The Lecture has been delivered at the Big Data Analytics Summer School 2020 by Dr. Sahar Vahdati, University of Oxford.
This is a Lecture delivered at the Big Data Analytics Summer School 2020 by Dr. Emanuel Sallinger, University of Oxford.
The initial release of KGs was started on an industry scale by Google and further continued with the publication of other large-scale KGs such as Facebook, Microsoft, Amazon, DBpedia, Wikidata and many more. As an influence of the increasing hype in KG and advanced AI-based services, every individual company or organization is adapting to KG. The KG technology has immediately reached industry, and big companies have started to build their own graphs such as the industrial Knowledge Graph at Siemens.
The increasing availability of scholarly metadata in the form of Knowledge Graphs (KG) offers opportunities for studying the structure of scholarly communication and the evolution of science. Such KGs build the foundation for knowledge-driven tasks e.g., link discovery, prediction and entity classification which allows to provide recommendation services. Knowledge graph embedding (KGE) models have been investigated for such knowledge-driven tasks in different application domains.
Over the past years, there has been a resurgence of Datalog-based systems in the database community as well as in industry. In this context, it has been recognized that to handle the complex knowledge-based scenarios encountered today, such as reasoning over large knowledge graphs, Datalog has to be extended with features such as existential quantification.

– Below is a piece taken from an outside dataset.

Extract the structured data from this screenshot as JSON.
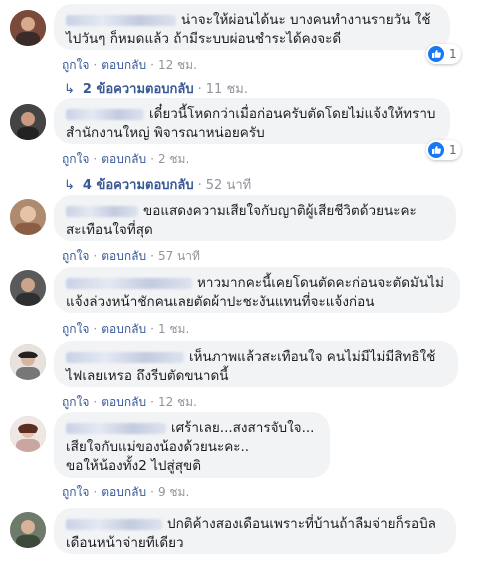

Yet, Datalog-based reasoning in the presence of existential quantification is in general undecidable.
In this lecture, we introduce the aspect of reasoning in Knowledge Graphs. We give a broad overview focusing on the multitude of reasoning techniques: spanning logic-based reasoning, embedding-based reasoning, neural network-based reasoning, etc. In particular, we discuss three dimensions of reasoning in Knowledge Graphs. Complementing these dimensions, we will structure our exploration based on a pragmatic view of reasoning tasks and families of reasoning tasks: reasoning for knowledge integration, knowledge discovery and application services.

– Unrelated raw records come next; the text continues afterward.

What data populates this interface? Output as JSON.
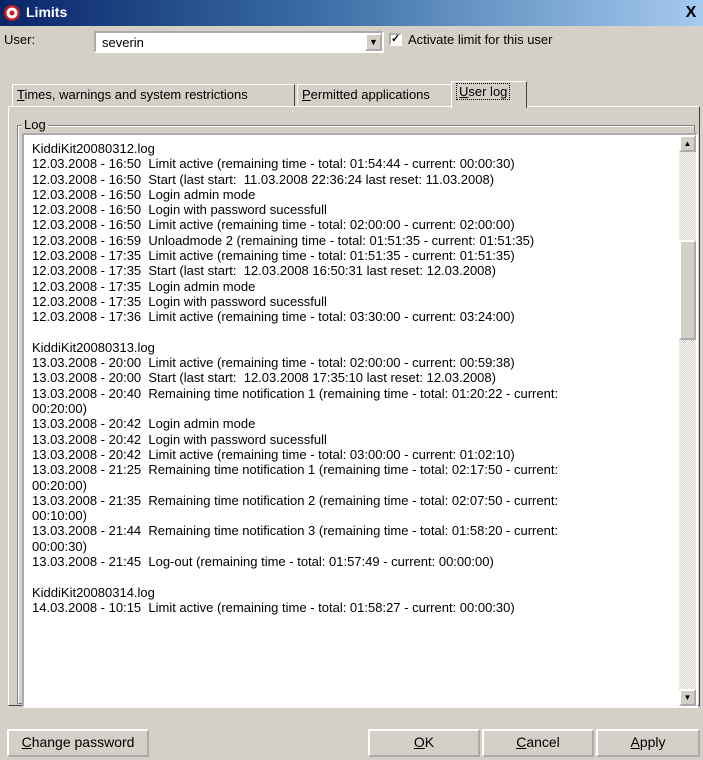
{
  "window": {
    "title": "Limits",
    "icon": "gear-icon",
    "close_label": "X"
  },
  "user": {
    "label": "User:",
    "value": "severin",
    "activate_label": "Activate limit for this user",
    "activate_checked": true
  },
  "tabs": [
    {
      "label_rest": "imes, warnings and system restrictions",
      "mnemonic": "T"
    },
    {
      "label_rest": "ermitted applications",
      "mnemonic": "P"
    },
    {
      "label_rest": "ser log",
      "mnemonic": "U",
      "active": true
    }
  ],
  "log": {
    "group_label": "Log",
    "lines": [
      "KiddiKit20080312.log",
      "12.03.2008 - 16:50  Limit active (remaining time - total: 01:54:44 - current: 00:00:30)",
      "12.03.2008 - 16:50  Start (last start:  11.03.2008 22:36:24 last reset: 11.03.2008)",
      "12.03.2008 - 16:50  Login admin mode",
      "12.03.2008 - 16:50  Login with password sucessfull",
      "12.03.2008 - 16:50  Limit active (remaining time - total: 02:00:00 - current: 02:00:00)",
      "12.03.2008 - 16:59  Unloadmode 2 (remaining time - total: 01:51:35 - current: 01:51:35)",
      "12.03.2008 - 17:35  Limit active (remaining time - total: 01:51:35 - current: 01:51:35)",
      "12.03.2008 - 17:35  Start (last start:  12.03.2008 16:50:31 last reset: 12.03.2008)",
      "12.03.2008 - 17:35  Login admin mode",
      "12.03.2008 - 17:35  Login with password sucessfull",
      "12.03.2008 - 17:36  Limit active (remaining time - total: 03:30:00 - current: 03:24:00)",
      "",
      "KiddiKit20080313.log",
      "13.03.2008 - 20:00  Limit active (remaining time - total: 02:00:00 - current: 00:59:38)",
      "13.03.2008 - 20:00  Start (last start:  12.03.2008 17:35:10 last reset: 12.03.2008)",
      "13.03.2008 - 20:40  Remaining time notification 1 (remaining time - total: 01:20:22 - current:",
      "00:20:00)",
      "13.03.2008 - 20:42  Login admin mode",
      "13.03.2008 - 20:42  Login with password sucessfull",
      "13.03.2008 - 20:42  Limit active (remaining time - total: 03:00:00 - current: 01:02:10)",
      "13.03.2008 - 21:25  Remaining time notification 1 (remaining time - total: 02:17:50 - current:",
      "00:20:00)",
      "13.03.2008 - 21:35  Remaining time notification 2 (remaining time - total: 02:07:50 - current:",
      "00:10:00)",
      "13.03.2008 - 21:44  Remaining time notification 3 (remaining time - total: 01:58:20 - current:",
      "00:00:30)",
      "13.03.2008 - 21:45  Log-out (remaining time - total: 01:57:49 - current: 00:00:00)",
      "",
      "KiddiKit20080314.log",
      "14.03.2008 - 10:15  Limit active (remaining time - total: 01:58:27 - current: 00:00:30)"
    ]
  },
  "buttons": {
    "change_password_mnemonic": "C",
    "change_password_rest": "hange password",
    "ok_mnemonic": "O",
    "ok_rest": "K",
    "cancel_mnemonic": "C",
    "cancel_rest": "ancel",
    "apply_mnemonic": "A",
    "apply_rest": "pply"
  }
}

Lecture by prof. Georg Gottlob, University of Oxford at the Twenty-Sixth International Joint Conference on Artificial Intelligence (IJCAI-17)
This module will discuss the topic of extraction for Knowledge Graphs. We will focus on web data extraction in this module. Web data extraction is essential to make information available on the web accessible and usable by Knowledge Graphs. We provide a thorough introduction to the topic. This will feature both Oxford’s Vadalog and OXPath systems.